Teaching about Invasive and Native Species
An August, 2023 Curious City story on WBEZ radio about the red swamp crayfish – an invasive species found in the Chicago-Calumet River system – profiled efforts by scientists to remove them from the river system. Friends’ Education Manager Mark Hauser said that he and his students from our Chicago River Schools Network (CRSN) have been finding the red swamp crayfish, which resemble mini-lobsters, for years on field trips to the North Side of the Chicago.
“The red swamp crayfish is pervasive and is just one of the invasive crayfish species which threaten our river ecosystem,” said Hauser. The red swamp crayfish “is second only to Asian carp in terms of its invasiveness and potential to wreak havoc on local ecosystems,” according the WBEZ story. Hauser notes, “encountering a red swamp crayfish, or a native crayfish species, creates a perfect opportunity to have a discussion with students about the importance of native species to ecosystems and the determents of invasive species. Friends’ education and on the ground approach is dedicated to teaching our future leaders about the river’s health so they understand its needs and opportunities, and doing hands-on restoration to make the river more hospitable to the native species who are supposed to live here.”

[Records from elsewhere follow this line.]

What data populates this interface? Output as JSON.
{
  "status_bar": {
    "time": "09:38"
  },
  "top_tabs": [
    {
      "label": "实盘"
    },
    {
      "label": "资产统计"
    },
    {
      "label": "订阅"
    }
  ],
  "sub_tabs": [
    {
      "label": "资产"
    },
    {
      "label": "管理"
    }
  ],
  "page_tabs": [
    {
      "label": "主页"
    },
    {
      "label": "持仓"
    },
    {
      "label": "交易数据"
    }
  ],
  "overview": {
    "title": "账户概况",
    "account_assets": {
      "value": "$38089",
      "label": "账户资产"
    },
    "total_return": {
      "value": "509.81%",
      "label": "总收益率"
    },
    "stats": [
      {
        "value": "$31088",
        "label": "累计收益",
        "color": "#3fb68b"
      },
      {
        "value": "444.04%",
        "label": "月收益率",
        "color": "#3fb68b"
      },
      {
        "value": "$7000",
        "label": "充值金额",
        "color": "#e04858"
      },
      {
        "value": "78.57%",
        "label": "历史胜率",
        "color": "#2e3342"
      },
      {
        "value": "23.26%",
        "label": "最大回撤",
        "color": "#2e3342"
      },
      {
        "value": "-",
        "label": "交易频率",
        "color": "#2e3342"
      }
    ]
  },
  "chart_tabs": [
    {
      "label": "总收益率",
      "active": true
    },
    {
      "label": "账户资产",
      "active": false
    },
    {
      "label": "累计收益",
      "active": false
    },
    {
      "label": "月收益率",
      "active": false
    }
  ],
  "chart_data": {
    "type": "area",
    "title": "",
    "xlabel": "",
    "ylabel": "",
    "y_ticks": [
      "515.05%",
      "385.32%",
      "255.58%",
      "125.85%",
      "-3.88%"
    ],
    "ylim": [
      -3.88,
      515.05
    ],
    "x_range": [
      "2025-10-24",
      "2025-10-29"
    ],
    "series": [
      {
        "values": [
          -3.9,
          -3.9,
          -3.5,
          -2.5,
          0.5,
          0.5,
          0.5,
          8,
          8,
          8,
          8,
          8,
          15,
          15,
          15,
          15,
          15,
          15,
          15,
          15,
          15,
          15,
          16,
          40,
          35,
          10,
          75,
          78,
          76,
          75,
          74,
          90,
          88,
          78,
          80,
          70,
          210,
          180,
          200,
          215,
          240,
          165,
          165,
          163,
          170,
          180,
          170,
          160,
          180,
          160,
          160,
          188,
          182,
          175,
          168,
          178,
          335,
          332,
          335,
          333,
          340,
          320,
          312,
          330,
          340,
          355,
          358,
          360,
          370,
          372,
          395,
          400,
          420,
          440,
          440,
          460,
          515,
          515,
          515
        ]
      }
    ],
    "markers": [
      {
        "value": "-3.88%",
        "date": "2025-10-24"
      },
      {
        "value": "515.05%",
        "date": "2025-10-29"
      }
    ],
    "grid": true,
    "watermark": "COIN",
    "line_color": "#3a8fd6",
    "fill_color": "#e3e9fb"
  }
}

Designed to provide teachers with the tools they need to meet the state’s Next Generation Science Standards, the CRSN provides K-12 teachers with the training and personalized assistance they need to teach students ways to investigate real world issues and create service-learning projects that work to solve everyday problems facing the river and our communities. Since its founding in 1996, the CRSN has engaged more than 475,000 students and teachers in science, language, and history activities at locations throughout the river system.